WHAT YOU NEED TO DO —
Within the data below, find the string "Дата" and return each line where it occurs.

Source records:
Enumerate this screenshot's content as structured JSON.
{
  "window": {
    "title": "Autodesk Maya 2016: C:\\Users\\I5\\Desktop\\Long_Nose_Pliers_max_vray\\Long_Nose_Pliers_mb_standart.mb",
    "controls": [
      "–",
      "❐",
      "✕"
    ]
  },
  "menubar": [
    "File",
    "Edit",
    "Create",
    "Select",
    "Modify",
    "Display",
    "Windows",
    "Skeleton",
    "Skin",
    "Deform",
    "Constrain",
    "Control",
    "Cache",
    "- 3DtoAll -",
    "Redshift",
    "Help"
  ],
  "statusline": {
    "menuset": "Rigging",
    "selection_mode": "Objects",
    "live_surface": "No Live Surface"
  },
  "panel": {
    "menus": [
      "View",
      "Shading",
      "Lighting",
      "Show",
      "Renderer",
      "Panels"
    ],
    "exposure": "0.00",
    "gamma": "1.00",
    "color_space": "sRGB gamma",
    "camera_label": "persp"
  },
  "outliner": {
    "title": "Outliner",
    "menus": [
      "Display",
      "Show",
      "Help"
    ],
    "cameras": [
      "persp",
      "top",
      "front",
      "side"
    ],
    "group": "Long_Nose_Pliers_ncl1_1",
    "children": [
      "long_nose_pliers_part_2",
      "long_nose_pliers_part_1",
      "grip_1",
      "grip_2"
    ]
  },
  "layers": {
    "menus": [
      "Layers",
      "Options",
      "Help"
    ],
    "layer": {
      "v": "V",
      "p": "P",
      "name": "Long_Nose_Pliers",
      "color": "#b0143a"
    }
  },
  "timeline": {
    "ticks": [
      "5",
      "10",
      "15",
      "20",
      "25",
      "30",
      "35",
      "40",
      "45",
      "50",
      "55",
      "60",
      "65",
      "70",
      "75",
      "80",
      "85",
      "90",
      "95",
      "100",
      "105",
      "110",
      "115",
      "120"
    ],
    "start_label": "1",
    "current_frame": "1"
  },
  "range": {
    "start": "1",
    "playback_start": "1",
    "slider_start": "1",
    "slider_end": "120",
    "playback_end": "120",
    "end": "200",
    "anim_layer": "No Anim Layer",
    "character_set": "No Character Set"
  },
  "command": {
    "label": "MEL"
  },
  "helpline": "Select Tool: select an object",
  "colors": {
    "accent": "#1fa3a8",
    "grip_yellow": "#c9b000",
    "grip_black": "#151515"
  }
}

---

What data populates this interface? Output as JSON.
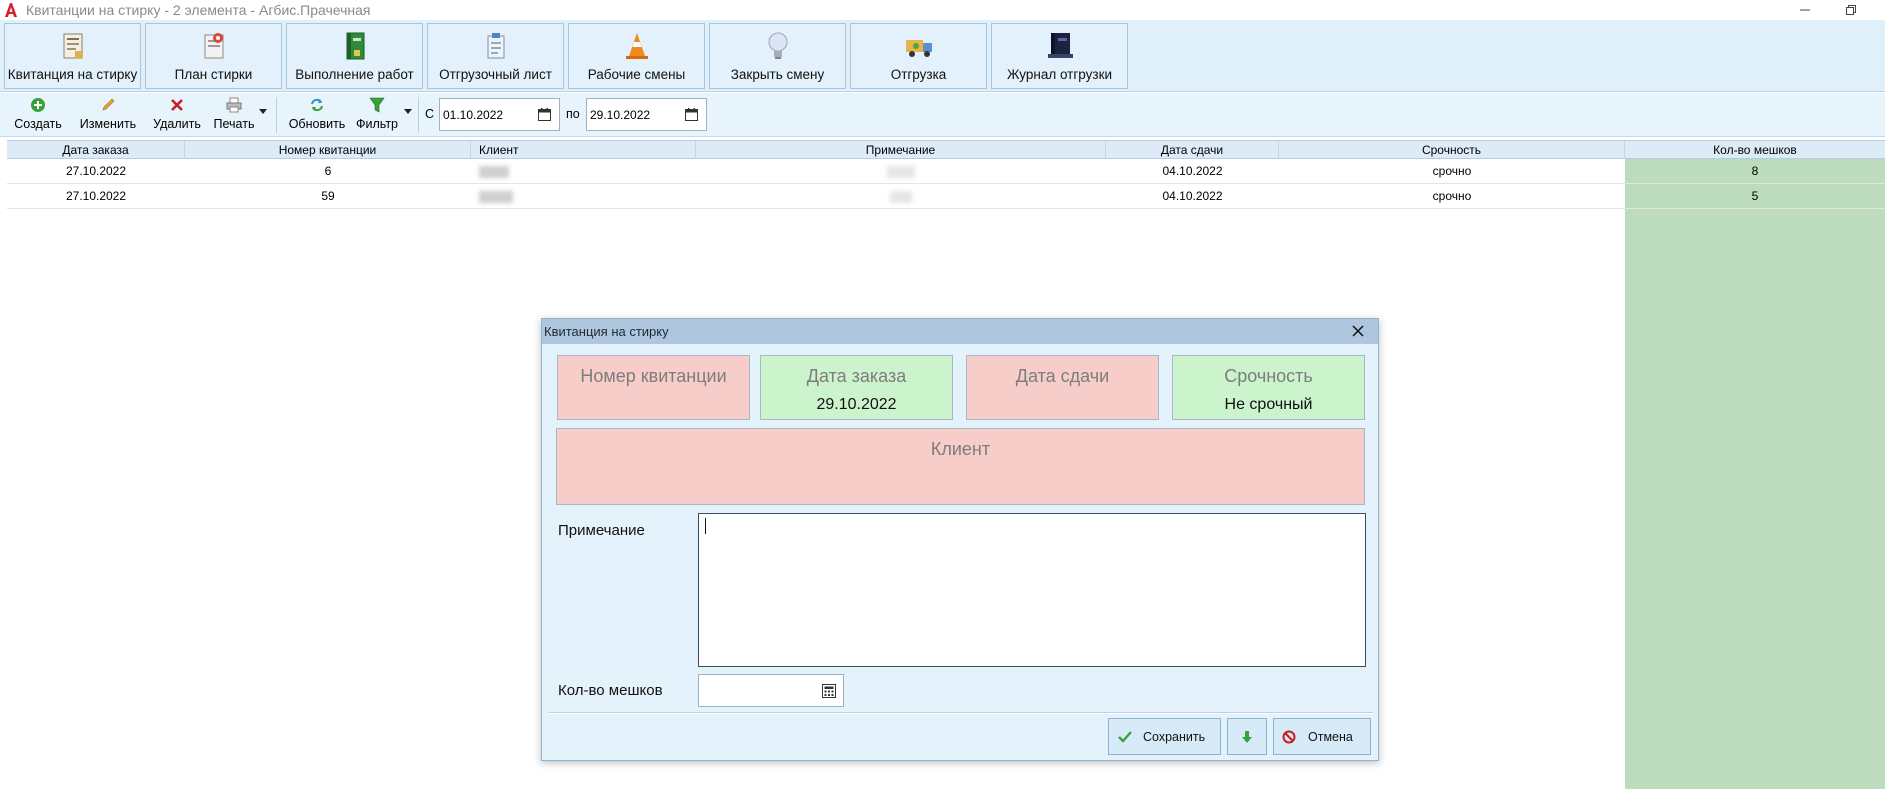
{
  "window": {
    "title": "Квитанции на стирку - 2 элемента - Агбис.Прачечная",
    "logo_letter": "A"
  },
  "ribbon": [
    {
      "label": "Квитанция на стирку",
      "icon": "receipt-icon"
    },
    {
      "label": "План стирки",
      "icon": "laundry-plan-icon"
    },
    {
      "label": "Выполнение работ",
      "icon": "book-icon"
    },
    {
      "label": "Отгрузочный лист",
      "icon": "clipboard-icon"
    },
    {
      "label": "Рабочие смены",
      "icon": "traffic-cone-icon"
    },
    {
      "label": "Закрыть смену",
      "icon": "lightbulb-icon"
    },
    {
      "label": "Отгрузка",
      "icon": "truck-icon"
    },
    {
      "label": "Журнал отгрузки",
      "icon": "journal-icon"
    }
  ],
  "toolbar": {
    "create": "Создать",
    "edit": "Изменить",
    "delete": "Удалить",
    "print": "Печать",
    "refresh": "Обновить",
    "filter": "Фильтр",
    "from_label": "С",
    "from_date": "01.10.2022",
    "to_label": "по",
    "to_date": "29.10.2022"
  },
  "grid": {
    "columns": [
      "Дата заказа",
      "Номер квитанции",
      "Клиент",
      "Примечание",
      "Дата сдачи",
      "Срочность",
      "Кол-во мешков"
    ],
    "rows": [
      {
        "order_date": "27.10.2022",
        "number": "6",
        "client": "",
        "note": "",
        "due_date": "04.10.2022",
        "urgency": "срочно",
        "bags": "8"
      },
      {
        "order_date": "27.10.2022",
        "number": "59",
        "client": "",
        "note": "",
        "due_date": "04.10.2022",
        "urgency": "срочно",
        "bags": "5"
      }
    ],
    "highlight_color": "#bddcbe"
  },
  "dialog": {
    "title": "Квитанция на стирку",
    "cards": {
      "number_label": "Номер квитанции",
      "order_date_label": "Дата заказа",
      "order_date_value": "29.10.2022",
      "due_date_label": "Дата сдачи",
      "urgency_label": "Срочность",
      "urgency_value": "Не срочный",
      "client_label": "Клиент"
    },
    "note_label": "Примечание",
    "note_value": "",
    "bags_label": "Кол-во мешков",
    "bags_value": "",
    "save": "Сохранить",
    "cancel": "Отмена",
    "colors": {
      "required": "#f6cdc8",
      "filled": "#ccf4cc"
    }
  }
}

ANSWER BOX —
      "Дата заказа",
      "Дата сдачи",
      "order_date_label": "Дата заказа",
      "due_date_label": "Дата сдачи",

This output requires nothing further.